Hester said once the build for the Eversole family is completed, Habitat will begin accepting family applications for future homes.
Habitat for Humanity of Simpson County is currently looking for new board members. Applications are available upon request.
For more information, visit the Habit for Humanity of Simpson County Facebook page, email email@example.com or call 270-586-6515.
The Kentucky Department of Education (KDE) released its annual School Report Card data on Sept. 29, as required by statute and under the federal, Every Student Succeeds Act (ESSA).
Assessments were administered to Kentucky students during the spring of 2021, which was required by the United States Education Department (USED).
Since the COVID-19 pandemic affected many aspects of education in the 2020-2021 school year, KDE applied for and received a waiver from federal accountability. Therefore, school accountability indicators and ratings are not part of the 2020-2021 reporting. Since no data was reported for assessment and accountability in the 2019-2020 school year, certain trends and comparisons are not reported in the School Report Card.
Due to COVID-19, students faced learning disruptions, changes in the opportunities to learn, and a shortened assessment in 2021. Because of these challenges, direct comparisons of assessment data from prior years cannot be accurately made.
According to the report, 761 students attend Franklin-Simpson High School, which includes grades 9th through 12th. The breakdown includes economically disadvantaged percentages, demographic makeup, educational opportunities, including advanced coursework completion, a career technical education snapshot, a percentage of students who are participating in the gifted and talented program and school safety.
The report also touches on graduation rate indicators and how many students are involved in continuing education, employment or military service after graduation.
Simpson County had 3,031 confirmed COVID-19 cases since the pandemic began in the Friday, Oct. 1 report issued by the Barren River District Health Department.
Simpson County’s cases include 2,639 recoveries and 46 deaths leaving 346 active cases.
There have been 48,849 cases in the eight counties served by the district health department, which includes 42,277 recoveries and 616 deaths leaving 5,956 active cases.

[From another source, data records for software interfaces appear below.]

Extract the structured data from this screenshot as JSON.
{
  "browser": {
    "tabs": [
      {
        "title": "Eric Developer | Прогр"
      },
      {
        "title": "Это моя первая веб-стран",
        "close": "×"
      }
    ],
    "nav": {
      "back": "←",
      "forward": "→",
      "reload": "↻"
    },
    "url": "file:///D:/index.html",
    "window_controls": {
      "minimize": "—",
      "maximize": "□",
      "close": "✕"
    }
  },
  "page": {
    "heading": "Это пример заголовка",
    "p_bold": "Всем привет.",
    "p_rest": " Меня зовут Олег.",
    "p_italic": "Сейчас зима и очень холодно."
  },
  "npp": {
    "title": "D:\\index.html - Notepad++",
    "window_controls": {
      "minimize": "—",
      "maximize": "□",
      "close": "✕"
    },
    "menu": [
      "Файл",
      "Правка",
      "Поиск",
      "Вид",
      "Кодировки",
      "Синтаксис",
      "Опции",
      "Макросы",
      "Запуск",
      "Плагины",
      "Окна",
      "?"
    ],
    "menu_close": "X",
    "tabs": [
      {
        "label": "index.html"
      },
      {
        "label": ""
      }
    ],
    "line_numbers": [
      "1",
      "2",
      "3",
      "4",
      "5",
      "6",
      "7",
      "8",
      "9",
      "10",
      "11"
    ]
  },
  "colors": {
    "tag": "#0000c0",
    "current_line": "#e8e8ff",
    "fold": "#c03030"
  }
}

The district health department says 51.30% of Simpson County’s total population has a COVID-19 vaccine as of Oct. 1.
Those who have been vaccinated in Simpson County that are older than 18 is 64% and 89.56% are older than 65.